How to cite: Scanlon, T.M., K.K. Caylor, S. Manfreda, S.A. Levin, I. Rodríguez-Iturbe, Dynamic Response of Grass Cover to Rainfall Variability: Implications the Function and Persistence of Savanna Ecosystems, Advances in Water Resources, 28(3), 291-302, (doi: 10.1016/j.advwatres.2004.10.014), 2005. [pdf]
This paper examines the linkage between the drainage network and the patterns of soil water balance components determined by the organization of vegetation, soils and climate in a semiarid river basin. Research during the last 10 years has conclusively shown an increasing degree of organization and unifying principles behind the structure of the drainage network and the three-dimensional geometry of river basins. This cohesion exists despite the inﬁnite variety of shapes and forms one observes in natural watersheds. What has been relatively unexplored in a quantitative and general manner is the question of whether or not the interaction of vegetation, soils, and climate also display a similar set of unifying characteristics among the very diﬀerent patterns they presents in river basins. A recently formulated framework for the water balance at the daily level links the observed patterns of basin organization to the soil moisture dynamics. Using available geospatial data, we assign soil, climate, and vegetation properties across the basin and analyze the probabilistic characteristics of steady-state soil moisture distribution. We investigate the presence of organization through the analysis of the spatial patterns of the steady-state soil moisture distribution, as well as in the distribution of observed vegetation patterns, simulated vegetation dynamic water stress and hydrological ﬂuxes such as transpiration. Here we show that the drainage network acts as a template for the organization of both vegetation and hydrological patterns, which exhibit self-aﬃne characteristics in their distribution across the river basin. Our analyses suggest the existence of a balance between the large-scale determinants of vegetation pattern reﬂecting optimality in the response to water stress and the random small-scale patterns that arise from local factors and ecological legacies such as those caused by dispersal, disturbance, and founder eﬀects.
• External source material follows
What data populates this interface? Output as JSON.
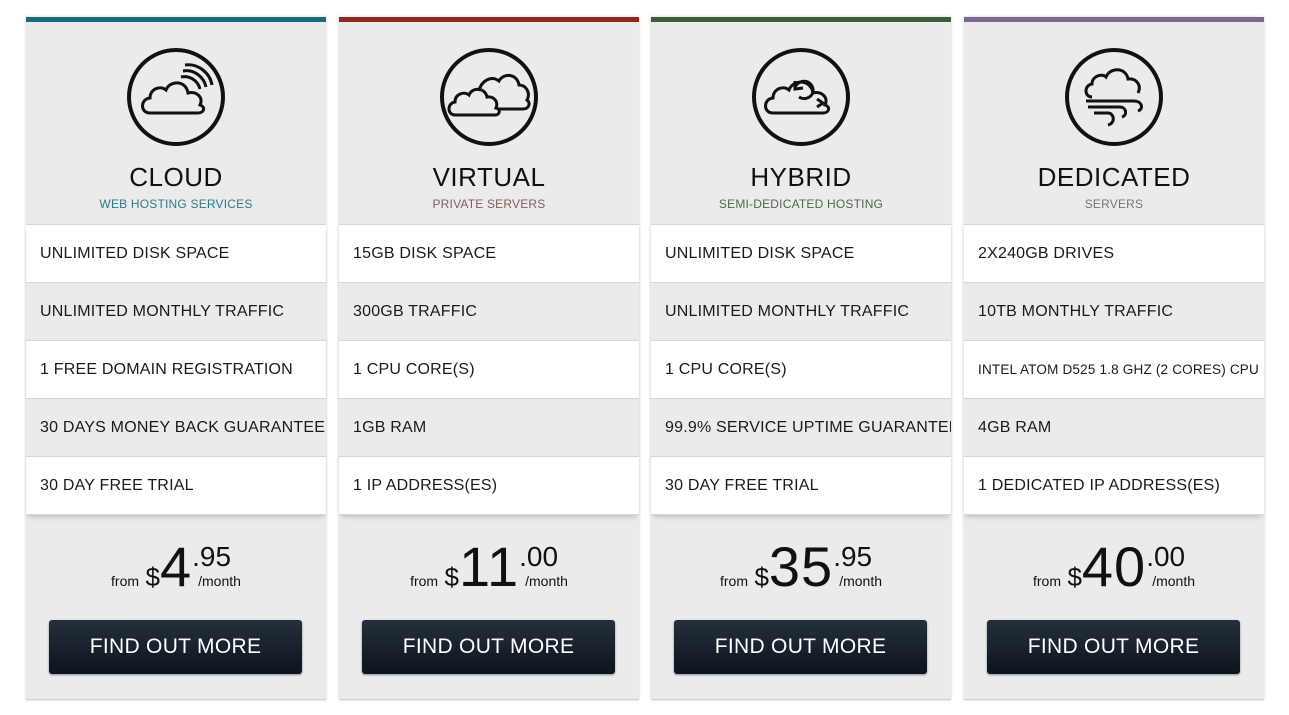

How to cite: Caylor, K.K., S. Manfreda, I. Rodríguez-Iturbe, On the Coupled Geomorphological and Ecohydrological Organization of River Basins, Advances in Water Resources, 28(1), 69-86, (doi: 10.1016/j.advwatres.2004.08.013), 2005. [pdf]